Day 5: Identify different types of ecommerce business classifications/models (e.g. Business to Business). 

Google ‘ecommerce business model’ and you get various iterations of:

  • B2C (business to consumer - which covers most online stores)
  • B2B (business to business)
  • C2C (consumer to consumer - an intermediary, helping people sell to one another - like TradeMe)
  • C2B (consumer to business)

Some sources mention other possibilities, such as B2G (Business to Government). It’s important to know which one your organisation is when testing - so that you can ‘get in the head’ of your users effectively.

However, an interesting source on selfstartr.com added some interesting dimensions other to this. (https://selfstartr.com/types-of-ecommerce-business-models/ - hope the link works, Squarespace is being shady as I write this...)

Because on top of these business classifications, they talk about business models, and product models, for ecommerce.

These seem like valuable things to know about when testing!

Business models

The business model is all about sourcing & inventory.

Does your company outsource all the design, manufacturing and inventory of its products?
Or - do they manufacture and store everything themselves?
Or some mix of the two (maybe designed in house, but manufactured elsewhere?)
Do you manufacture on-demand, or have a warehouse full of stock to clear?

Our business model could affect how we test.

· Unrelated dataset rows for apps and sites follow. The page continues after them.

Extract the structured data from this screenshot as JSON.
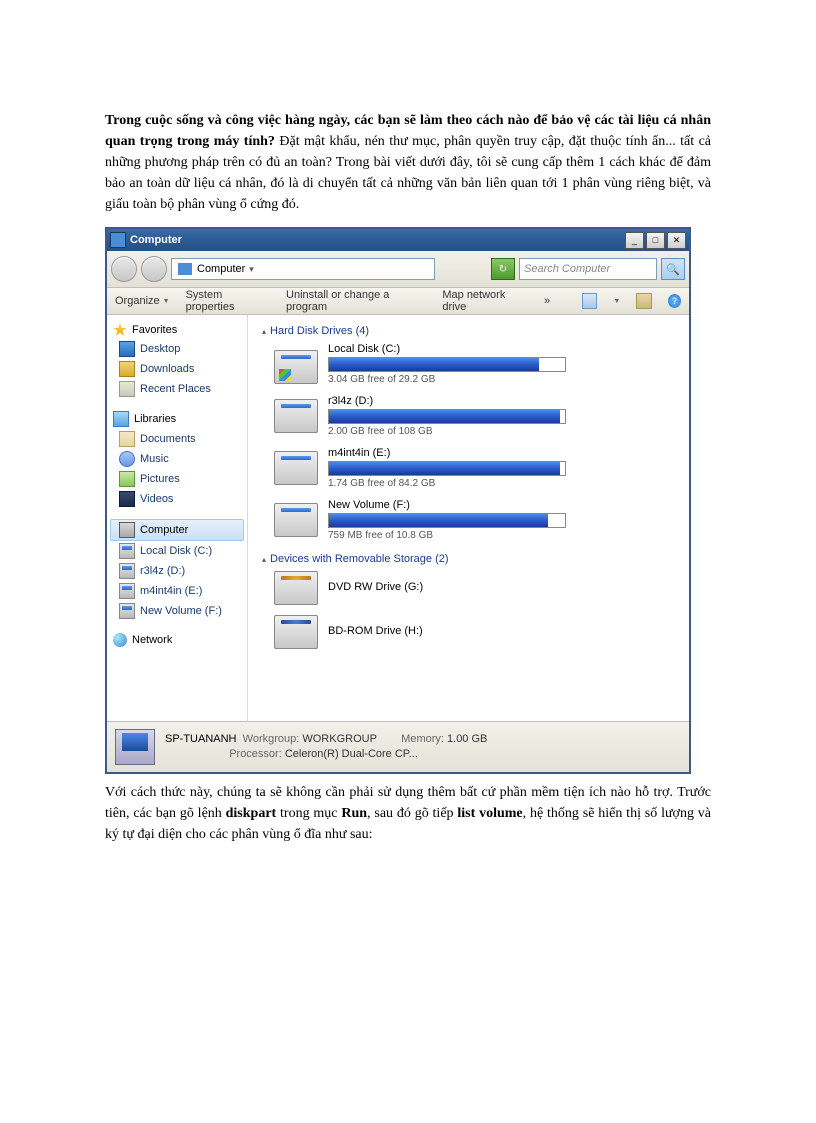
{
  "para1_bold": "Trong cuộc sống và công việc hàng ngày, các bạn sẽ làm theo cách nào để bảo vệ các tài liệu cá nhân quan trọng trong máy tính?",
  "para1_rest": " Đặt mật khẩu, nén thư mục, phân quyền truy cập, đặt thuộc tính ẩn... tất cả những phương pháp trên có đủ an toàn? Trong bài viết dưới đây, tôi sẽ cung cấp thêm 1 cách khác để đảm bảo an toàn dữ liệu cá nhân, đó là di chuyển tất cả những văn bản liên quan tới 1 phân vùng riêng biệt, và giấu toàn bộ phân vùng ổ cứng đó.",
  "para2_a": "Với cách thức này, chúng ta sẽ không cần phải sử dụng thêm bất cứ phần mềm tiện ích nào hỗ trợ. Trước tiên, các bạn gõ lệnh ",
  "para2_kw1": "diskpart",
  "para2_b": " trong mục ",
  "para2_kw2": "Run",
  "para2_c": ", sau đó gõ tiếp ",
  "para2_kw3": "list volume",
  "para2_d": ", hệ thống sẽ hiển thị số lượng và ký tự đại diện cho các phân vùng ổ đĩa như sau:",
  "win": {
    "title": "Computer",
    "crumb": "Computer",
    "search_ph": "Search Computer",
    "toolbar": {
      "organize": "Organize",
      "sysprop": "System properties",
      "uninstall": "Uninstall or change a program",
      "mapnet": "Map network drive",
      "more": "»"
    },
    "sidebar": {
      "fav": "Favorites",
      "fav_items": [
        "Desktop",
        "Downloads",
        "Recent Places"
      ],
      "lib": "Libraries",
      "lib_items": [
        "Documents",
        "Music",
        "Pictures",
        "Videos"
      ],
      "comp": "Computer",
      "comp_items": [
        "Local Disk (C:)",
        "r3l4z (D:)",
        "m4int4in (E:)",
        "New Volume (F:)"
      ],
      "net": "Network"
    },
    "hdr1": "Hard Disk Drives (4)",
    "drives": [
      {
        "name": "Local Disk (C:)",
        "free": "3.04 GB free of 29.2 GB",
        "pct": 89
      },
      {
        "name": "r3l4z (D:)",
        "free": "2.00 GB free of 108 GB",
        "pct": 98
      },
      {
        "name": "m4int4in (E:)",
        "free": "1.74 GB free of 84.2 GB",
        "pct": 98
      },
      {
        "name": "New Volume (F:)",
        "free": "759 MB free of 10.8 GB",
        "pct": 93
      }
    ],
    "hdr2": "Devices with Removable Storage (2)",
    "remov": [
      {
        "name": "DVD RW Drive (G:)",
        "type": "dvd"
      },
      {
        "name": "BD-ROM Drive (H:)",
        "type": "bd"
      }
    ],
    "status": {
      "name": "SP-TUANANH",
      "wg_lbl": "Workgroup:",
      "wg": "WORKGROUP",
      "mem_lbl": "Memory:",
      "mem": "1.00 GB",
      "proc_lbl": "Processor:",
      "proc": "Celeron(R) Dual-Core CP..."
    }
  }
}
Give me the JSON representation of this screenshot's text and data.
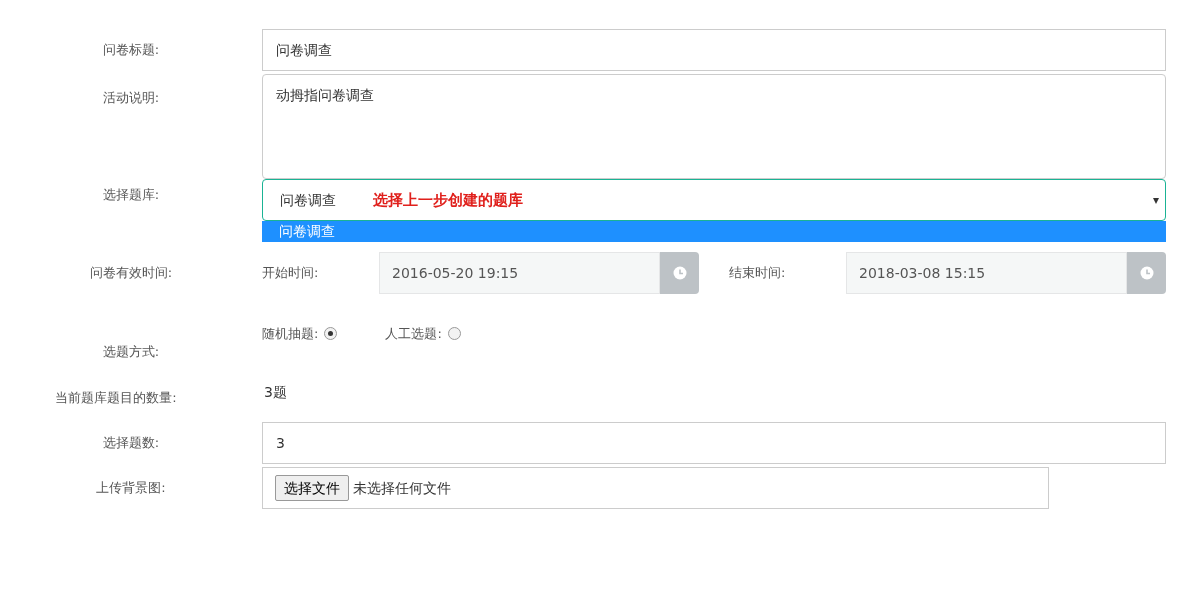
{
  "rows": [
    {
      "kind": "text",
      "label": "问卷标题:",
      "value": "问卷调查"
    },
    {
      "kind": "textarea",
      "label": "活动说明:",
      "value": "动拇指问卷调查"
    },
    {
      "kind": "select",
      "label": "选择题库:",
      "value": "问卷调查",
      "note": "选择上一步创建的题库",
      "caret": "▾",
      "options": [
        {
          "label": "问卷调查",
          "selected": true
        }
      ]
    },
    {
      "kind": "daterange",
      "label": "问卷有效时间:",
      "start_label": "开始时间:",
      "start": "2016-05-20 19:15",
      "end_label": "结束时间:",
      "end": "2018-03-08 15:15"
    },
    {
      "kind": "radio",
      "label": "选题方式:",
      "options": [
        {
          "label": "随机抽题:",
          "selected": true
        },
        {
          "label": "人工选题:",
          "selected": false
        }
      ]
    },
    {
      "kind": "static",
      "label": "当前题库题目的数量:",
      "value": "3题"
    },
    {
      "kind": "text",
      "label": "选择题数:",
      "value": "3"
    },
    {
      "kind": "file",
      "label": "上传背景图:",
      "button": "选择文件",
      "status": "未选择任何文件"
    }
  ]
}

Our system might integrate with another system that manages inventory - how do we test that integration?
Or - our system might manage its own inventory. How do we manage this? Does our system behave when we’re out of stock of something?

Product models

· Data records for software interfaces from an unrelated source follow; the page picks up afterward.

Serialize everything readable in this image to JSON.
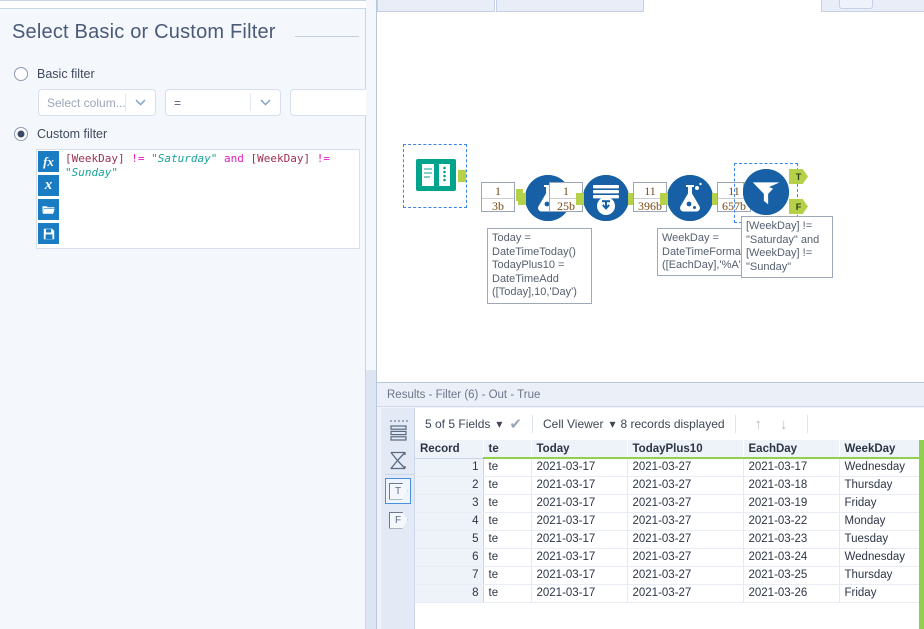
{
  "config_panel": {
    "title": "Select Basic or Custom Filter",
    "basic": {
      "label": "Basic filter",
      "column_placeholder": "Select colum...",
      "operator_value": "=",
      "value_text": ""
    },
    "custom": {
      "label": "Custom filter",
      "selected": true,
      "expression_tokens": [
        {
          "text": "[WeekDay]",
          "kind": "field"
        },
        {
          "text": " ",
          "kind": "plain"
        },
        {
          "text": "!=",
          "kind": "op"
        },
        {
          "text": " ",
          "kind": "plain"
        },
        {
          "text": "\"Saturday\"",
          "kind": "str"
        },
        {
          "text": " ",
          "kind": "plain"
        },
        {
          "text": "and",
          "kind": "kw"
        },
        {
          "text": " ",
          "kind": "plain"
        },
        {
          "text": "[WeekDay]",
          "kind": "field"
        },
        {
          "text": " ",
          "kind": "plain"
        },
        {
          "text": "!=",
          "kind": "op"
        },
        {
          "text": "\n",
          "kind": "plain"
        },
        {
          "text": "\"Sunday\"",
          "kind": "str"
        }
      ],
      "expression_plain": "[WeekDay] != \"Saturday\" and [WeekDay] != \"Sunday\"",
      "toolbar_buttons": [
        {
          "name": "function-fx-icon",
          "glyph": "fx"
        },
        {
          "name": "variable-x-icon",
          "glyph": "x"
        },
        {
          "name": "open-folder-icon",
          "glyph": "▰"
        },
        {
          "name": "save-disk-icon",
          "glyph": "▣"
        }
      ]
    }
  },
  "canvas": {
    "tools": [
      {
        "name": "text-input-tool",
        "type": "text-input",
        "selected": true
      },
      {
        "name": "formula-tool-1",
        "type": "formula",
        "selected": false
      },
      {
        "name": "generate-rows-tool",
        "type": "generate-rows",
        "selected": false
      },
      {
        "name": "formula-tool-2",
        "type": "formula",
        "selected": false
      },
      {
        "name": "filter-tool",
        "type": "filter",
        "selected": true
      }
    ],
    "record_counts": [
      {
        "records": "1",
        "size": "3b"
      },
      {
        "records": "1",
        "size": "25b"
      },
      {
        "records": "11",
        "size": "396b"
      },
      {
        "records": "11",
        "size": "657b"
      }
    ],
    "annotations": [
      {
        "name": "formula-1-annotation",
        "lines": [
          "Today =",
          "DateTimeToday()",
          "TodayPlus10 =",
          "DateTimeAdd",
          "([Today],10,'Day')"
        ]
      },
      {
        "name": "formula-2-annotation",
        "lines": [
          "WeekDay =",
          "DateTimeForma",
          "([EachDay],'%A'"
        ]
      },
      {
        "name": "filter-annotation",
        "lines": [
          "[WeekDay] !=",
          "\"Saturday\" and",
          "[WeekDay] !=",
          "\"Sunday\""
        ]
      }
    ],
    "filter_anchors": {
      "true_label": "T",
      "false_label": "F"
    }
  },
  "results": {
    "header": "Results - Filter (6) - Out - True",
    "toolbar": {
      "fields": "5 of 5 Fields",
      "viewer": "Cell Viewer",
      "records": "8 records displayed",
      "up_arrow": "↑",
      "down_arrow": "↓",
      "check": "✔",
      "caret": "▾"
    },
    "rail": {
      "data_icon": "data-list-icon",
      "sum_icon": "∑",
      "true_anchor": "T",
      "false_anchor": "F"
    },
    "columns": [
      "Record",
      "te",
      "Today",
      "TodayPlus10",
      "EachDay",
      "WeekDay"
    ],
    "rows": [
      {
        "Record": "1",
        "te": "te",
        "Today": "2021-03-17",
        "TodayPlus10": "2021-03-27",
        "EachDay": "2021-03-17",
        "WeekDay": "Wednesday"
      },
      {
        "Record": "2",
        "te": "te",
        "Today": "2021-03-17",
        "TodayPlus10": "2021-03-27",
        "EachDay": "2021-03-18",
        "WeekDay": "Thursday"
      },
      {
        "Record": "3",
        "te": "te",
        "Today": "2021-03-17",
        "TodayPlus10": "2021-03-27",
        "EachDay": "2021-03-19",
        "WeekDay": "Friday"
      },
      {
        "Record": "4",
        "te": "te",
        "Today": "2021-03-17",
        "TodayPlus10": "2021-03-27",
        "EachDay": "2021-03-22",
        "WeekDay": "Monday"
      },
      {
        "Record": "5",
        "te": "te",
        "Today": "2021-03-17",
        "TodayPlus10": "2021-03-27",
        "EachDay": "2021-03-23",
        "WeekDay": "Tuesday"
      },
      {
        "Record": "6",
        "te": "te",
        "Today": "2021-03-17",
        "TodayPlus10": "2021-03-27",
        "EachDay": "2021-03-24",
        "WeekDay": "Wednesday"
      },
      {
        "Record": "7",
        "te": "te",
        "Today": "2021-03-17",
        "TodayPlus10": "2021-03-27",
        "EachDay": "2021-03-25",
        "WeekDay": "Thursday"
      },
      {
        "Record": "8",
        "te": "te",
        "Today": "2021-03-17",
        "TodayPlus10": "2021-03-27",
        "EachDay": "2021-03-26",
        "WeekDay": "Friday"
      }
    ]
  },
  "colors": {
    "accent_blue": "#1760a5",
    "anchor_green": "#b5d14a",
    "header_underline": "#8fd14f",
    "text_input_teal": "#00a38c",
    "panel_bg": "#f4f7fb"
  }
}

Product model is all about what you sell.
Businesses will typically sell either:

  • a single product
  • a single category of multiple products (e.g. just t-shirts, but in different designs, colours, sizes)
  • multiple categories of multiple products

Whichever this is will affect the scope of what testing needs to be done.

For a single product site, you’re probably going to want to deep dive into testing that one thing can be found and sold successfully. Because if it can’t, well, then you’re in trouble!
For a site with a much broader scope, testing will be much broader too, and there will be added complications of selling multiple items, different variations, that sort of thing.

And that’s what I learned today!

- JE